- _Your instructions_
Reproduce each line below precisely. Drop the pictures.

- _Extracted entries_
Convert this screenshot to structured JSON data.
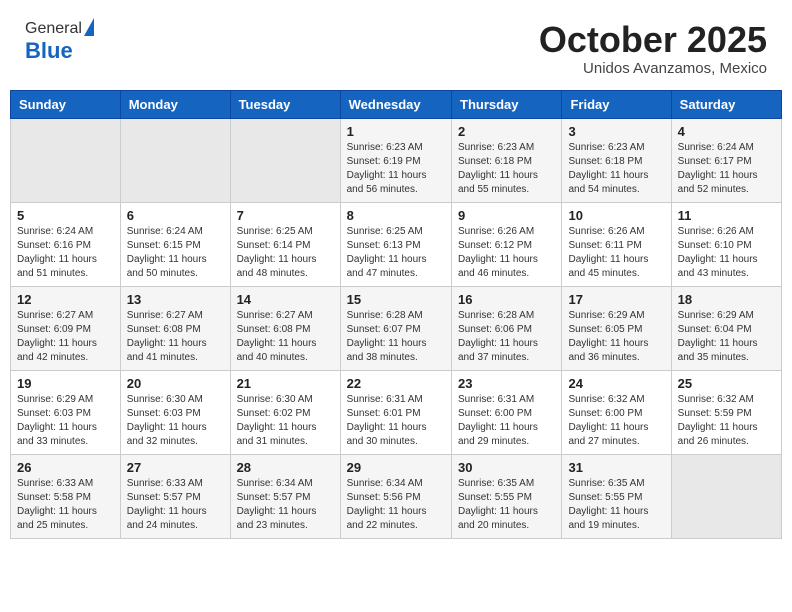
{
  "header": {
    "logo_line1": "General",
    "logo_line2": "Blue",
    "month": "October 2025",
    "location": "Unidos Avanzamos, Mexico"
  },
  "weekdays": [
    "Sunday",
    "Monday",
    "Tuesday",
    "Wednesday",
    "Thursday",
    "Friday",
    "Saturday"
  ],
  "weeks": [
    [
      {
        "day": "",
        "content": ""
      },
      {
        "day": "",
        "content": ""
      },
      {
        "day": "",
        "content": ""
      },
      {
        "day": "1",
        "content": "Sunrise: 6:23 AM\nSunset: 6:19 PM\nDaylight: 11 hours\nand 56 minutes."
      },
      {
        "day": "2",
        "content": "Sunrise: 6:23 AM\nSunset: 6:18 PM\nDaylight: 11 hours\nand 55 minutes."
      },
      {
        "day": "3",
        "content": "Sunrise: 6:23 AM\nSunset: 6:18 PM\nDaylight: 11 hours\nand 54 minutes."
      },
      {
        "day": "4",
        "content": "Sunrise: 6:24 AM\nSunset: 6:17 PM\nDaylight: 11 hours\nand 52 minutes."
      }
    ],
    [
      {
        "day": "5",
        "content": "Sunrise: 6:24 AM\nSunset: 6:16 PM\nDaylight: 11 hours\nand 51 minutes."
      },
      {
        "day": "6",
        "content": "Sunrise: 6:24 AM\nSunset: 6:15 PM\nDaylight: 11 hours\nand 50 minutes."
      },
      {
        "day": "7",
        "content": "Sunrise: 6:25 AM\nSunset: 6:14 PM\nDaylight: 11 hours\nand 48 minutes."
      },
      {
        "day": "8",
        "content": "Sunrise: 6:25 AM\nSunset: 6:13 PM\nDaylight: 11 hours\nand 47 minutes."
      },
      {
        "day": "9",
        "content": "Sunrise: 6:26 AM\nSunset: 6:12 PM\nDaylight: 11 hours\nand 46 minutes."
      },
      {
        "day": "10",
        "content": "Sunrise: 6:26 AM\nSunset: 6:11 PM\nDaylight: 11 hours\nand 45 minutes."
      },
      {
        "day": "11",
        "content": "Sunrise: 6:26 AM\nSunset: 6:10 PM\nDaylight: 11 hours\nand 43 minutes."
      }
    ],
    [
      {
        "day": "12",
        "content": "Sunrise: 6:27 AM\nSunset: 6:09 PM\nDaylight: 11 hours\nand 42 minutes."
      },
      {
        "day": "13",
        "content": "Sunrise: 6:27 AM\nSunset: 6:08 PM\nDaylight: 11 hours\nand 41 minutes."
      },
      {
        "day": "14",
        "content": "Sunrise: 6:27 AM\nSunset: 6:08 PM\nDaylight: 11 hours\nand 40 minutes."
      },
      {
        "day": "15",
        "content": "Sunrise: 6:28 AM\nSunset: 6:07 PM\nDaylight: 11 hours\nand 38 minutes."
      },
      {
        "day": "16",
        "content": "Sunrise: 6:28 AM\nSunset: 6:06 PM\nDaylight: 11 hours\nand 37 minutes."
      },
      {
        "day": "17",
        "content": "Sunrise: 6:29 AM\nSunset: 6:05 PM\nDaylight: 11 hours\nand 36 minutes."
      },
      {
        "day": "18",
        "content": "Sunrise: 6:29 AM\nSunset: 6:04 PM\nDaylight: 11 hours\nand 35 minutes."
      }
    ],
    [
      {
        "day": "19",
        "content": "Sunrise: 6:29 AM\nSunset: 6:03 PM\nDaylight: 11 hours\nand 33 minutes."
      },
      {
        "day": "20",
        "content": "Sunrise: 6:30 AM\nSunset: 6:03 PM\nDaylight: 11 hours\nand 32 minutes."
      },
      {
        "day": "21",
        "content": "Sunrise: 6:30 AM\nSunset: 6:02 PM\nDaylight: 11 hours\nand 31 minutes."
      },
      {
        "day": "22",
        "content": "Sunrise: 6:31 AM\nSunset: 6:01 PM\nDaylight: 11 hours\nand 30 minutes."
      },
      {
        "day": "23",
        "content": "Sunrise: 6:31 AM\nSunset: 6:00 PM\nDaylight: 11 hours\nand 29 minutes."
      },
      {
        "day": "24",
        "content": "Sunrise: 6:32 AM\nSunset: 6:00 PM\nDaylight: 11 hours\nand 27 minutes."
      },
      {
        "day": "25",
        "content": "Sunrise: 6:32 AM\nSunset: 5:59 PM\nDaylight: 11 hours\nand 26 minutes."
      }
    ],
    [
      {
        "day": "26",
        "content": "Sunrise: 6:33 AM\nSunset: 5:58 PM\nDaylight: 11 hours\nand 25 minutes."
      },
      {
        "day": "27",
        "content": "Sunrise: 6:33 AM\nSunset: 5:57 PM\nDaylight: 11 hours\nand 24 minutes."
      },
      {
        "day": "28",
        "content": "Sunrise: 6:34 AM\nSunset: 5:57 PM\nDaylight: 11 hours\nand 23 minutes."
      },
      {
        "day": "29",
        "content": "Sunrise: 6:34 AM\nSunset: 5:56 PM\nDaylight: 11 hours\nand 22 minutes."
      },
      {
        "day": "30",
        "content": "Sunrise: 6:35 AM\nSunset: 5:55 PM\nDaylight: 11 hours\nand 20 minutes."
      },
      {
        "day": "31",
        "content": "Sunrise: 6:35 AM\nSunset: 5:55 PM\nDaylight: 11 hours\nand 19 minutes."
      },
      {
        "day": "",
        "content": ""
      }
    ]
  ]
}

- _Output below_
Convert this screenshot to structured JSON data.
{
  "header": {
    "logo_line1": "General",
    "logo_line2": "Blue",
    "month": "October 2025",
    "location": "Unidos Avanzamos, Mexico"
  },
  "weekdays": [
    "Sunday",
    "Monday",
    "Tuesday",
    "Wednesday",
    "Thursday",
    "Friday",
    "Saturday"
  ],
  "weeks": [
    [
      {
        "day": "",
        "content": ""
      },
      {
        "day": "",
        "content": ""
      },
      {
        "day": "",
        "content": ""
      },
      {
        "day": "1",
        "content": "Sunrise: 6:23 AM\nSunset: 6:19 PM\nDaylight: 11 hours\nand 56 minutes."
      },
      {
        "day": "2",
        "content": "Sunrise: 6:23 AM\nSunset: 6:18 PM\nDaylight: 11 hours\nand 55 minutes."
      },
      {
        "day": "3",
        "content": "Sunrise: 6:23 AM\nSunset: 6:18 PM\nDaylight: 11 hours\nand 54 minutes."
      },
      {
        "day": "4",
        "content": "Sunrise: 6:24 AM\nSunset: 6:17 PM\nDaylight: 11 hours\nand 52 minutes."
      }
    ],
    [
      {
        "day": "5",
        "content": "Sunrise: 6:24 AM\nSunset: 6:16 PM\nDaylight: 11 hours\nand 51 minutes."
      },
      {
        "day": "6",
        "content": "Sunrise: 6:24 AM\nSunset: 6:15 PM\nDaylight: 11 hours\nand 50 minutes."
      },
      {
        "day": "7",
        "content": "Sunrise: 6:25 AM\nSunset: 6:14 PM\nDaylight: 11 hours\nand 48 minutes."
      },
      {
        "day": "8",
        "content": "Sunrise: 6:25 AM\nSunset: 6:13 PM\nDaylight: 11 hours\nand 47 minutes."
      },
      {
        "day": "9",
        "content": "Sunrise: 6:26 AM\nSunset: 6:12 PM\nDaylight: 11 hours\nand 46 minutes."
      },
      {
        "day": "10",
        "content": "Sunrise: 6:26 AM\nSunset: 6:11 PM\nDaylight: 11 hours\nand 45 minutes."
      },
      {
        "day": "11",
        "content": "Sunrise: 6:26 AM\nSunset: 6:10 PM\nDaylight: 11 hours\nand 43 minutes."
      }
    ],
    [
      {
        "day": "12",
        "content": "Sunrise: 6:27 AM\nSunset: 6:09 PM\nDaylight: 11 hours\nand 42 minutes."
      },
      {
        "day": "13",
        "content": "Sunrise: 6:27 AM\nSunset: 6:08 PM\nDaylight: 11 hours\nand 41 minutes."
      },
      {
        "day": "14",
        "content": "Sunrise: 6:27 AM\nSunset: 6:08 PM\nDaylight: 11 hours\nand 40 minutes."
      },
      {
        "day": "15",
        "content": "Sunrise: 6:28 AM\nSunset: 6:07 PM\nDaylight: 11 hours\nand 38 minutes."
      },
      {
        "day": "16",
        "content": "Sunrise: 6:28 AM\nSunset: 6:06 PM\nDaylight: 11 hours\nand 37 minutes."
      },
      {
        "day": "17",
        "content": "Sunrise: 6:29 AM\nSunset: 6:05 PM\nDaylight: 11 hours\nand 36 minutes."
      },
      {
        "day": "18",
        "content": "Sunrise: 6:29 AM\nSunset: 6:04 PM\nDaylight: 11 hours\nand 35 minutes."
      }
    ],
    [
      {
        "day": "19",
        "content": "Sunrise: 6:29 AM\nSunset: 6:03 PM\nDaylight: 11 hours\nand 33 minutes."
      },
      {
        "day": "20",
        "content": "Sunrise: 6:30 AM\nSunset: 6:03 PM\nDaylight: 11 hours\nand 32 minutes."
      },
      {
        "day": "21",
        "content": "Sunrise: 6:30 AM\nSunset: 6:02 PM\nDaylight: 11 hours\nand 31 minutes."
      },
      {
        "day": "22",
        "content": "Sunrise: 6:31 AM\nSunset: 6:01 PM\nDaylight: 11 hours\nand 30 minutes."
      },
      {
        "day": "23",
        "content": "Sunrise: 6:31 AM\nSunset: 6:00 PM\nDaylight: 11 hours\nand 29 minutes."
      },
      {
        "day": "24",
        "content": "Sunrise: 6:32 AM\nSunset: 6:00 PM\nDaylight: 11 hours\nand 27 minutes."
      },
      {
        "day": "25",
        "content": "Sunrise: 6:32 AM\nSunset: 5:59 PM\nDaylight: 11 hours\nand 26 minutes."
      }
    ],
    [
      {
        "day": "26",
        "content": "Sunrise: 6:33 AM\nSunset: 5:58 PM\nDaylight: 11 hours\nand 25 minutes."
      },
      {
        "day": "27",
        "content": "Sunrise: 6:33 AM\nSunset: 5:57 PM\nDaylight: 11 hours\nand 24 minutes."
      },
      {
        "day": "28",
        "content": "Sunrise: 6:34 AM\nSunset: 5:57 PM\nDaylight: 11 hours\nand 23 minutes."
      },
      {
        "day": "29",
        "content": "Sunrise: 6:34 AM\nSunset: 5:56 PM\nDaylight: 11 hours\nand 22 minutes."
      },
      {
        "day": "30",
        "content": "Sunrise: 6:35 AM\nSunset: 5:55 PM\nDaylight: 11 hours\nand 20 minutes."
      },
      {
        "day": "31",
        "content": "Sunrise: 6:35 AM\nSunset: 5:55 PM\nDaylight: 11 hours\nand 19 minutes."
      },
      {
        "day": "",
        "content": ""
      }
    ]
  ]
}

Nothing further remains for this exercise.